- change ups
Engler Again Points Right Direction
Michigan Gov. John Engler set another proactive course last week in his last State of the State message. Detractors comment that he suggested few details of work to relieve budget and education problems (primarily). But the governor has spent more than a decade teaching the rest of the world that achievements in any area are possible, not through what is in the box of current paradigms, but in new research in shapes still being developed.
This notion is particularly difficult for people who dislike change or prefer operating under familiar, "proven" circumstances that, so far, have proven over and again to fail. What was the definition for insanity?
Engler's focus is squarely on the future, but that does not imply that current issues are being ignored. It suggests Engler embraces this awkward, early stage of emerging technology and sees that government does not have the answers. The proposals to maintain and step up to retooling for emerging business in energy efficiencies and biotechnology include Michigan universities and incentives for the private sector. And those are the jobs with which our children are now, and will be, concerned.
His proposal for a high-speed infrastructure, initially announced near year end, is not a government program to put a "chicken in every pot" but to provide access, equitably across both peninsulas, public and private.
High-speed infrastructure is how business operates. Engler's oft-heard comparison of information-highway-wired communities to the old interstate highways bypassing certain communities is exactly appropriate. Further, its educational value is equal to having access to every book, right from home or office.
Who would have suggested even a dozen years ago that it would not be advantageous to make books available to children and students in public libraries? Private industry has over and again complained that it is too expensive to wire rural areas or poor areas where individuals could not afford services. Public and private entities began experimenting with pricing that now ranges from deep gouge to comparatively cheap. Suggesting more uniform rates is the heart of business suggestions to get Michigan wired.
Michigan's success has been cited with national rankings time and again. Most recently Michigan's delivery of on-line government services was given top 10 rank — for the third time — and its Web site is considered one of the nation's best, by two independent sources.
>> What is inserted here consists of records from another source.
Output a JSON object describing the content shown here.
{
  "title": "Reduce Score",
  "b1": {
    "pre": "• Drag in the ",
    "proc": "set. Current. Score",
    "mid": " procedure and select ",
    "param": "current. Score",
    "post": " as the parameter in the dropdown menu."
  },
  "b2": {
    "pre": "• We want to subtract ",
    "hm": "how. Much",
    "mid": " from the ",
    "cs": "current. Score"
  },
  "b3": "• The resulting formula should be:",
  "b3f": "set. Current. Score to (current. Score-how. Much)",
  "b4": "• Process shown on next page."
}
Cyber courts are next.
Engler's job is to lead and the journey to which he points is exactly right. Business has already been through this crucible, and understands its necessity. BXJ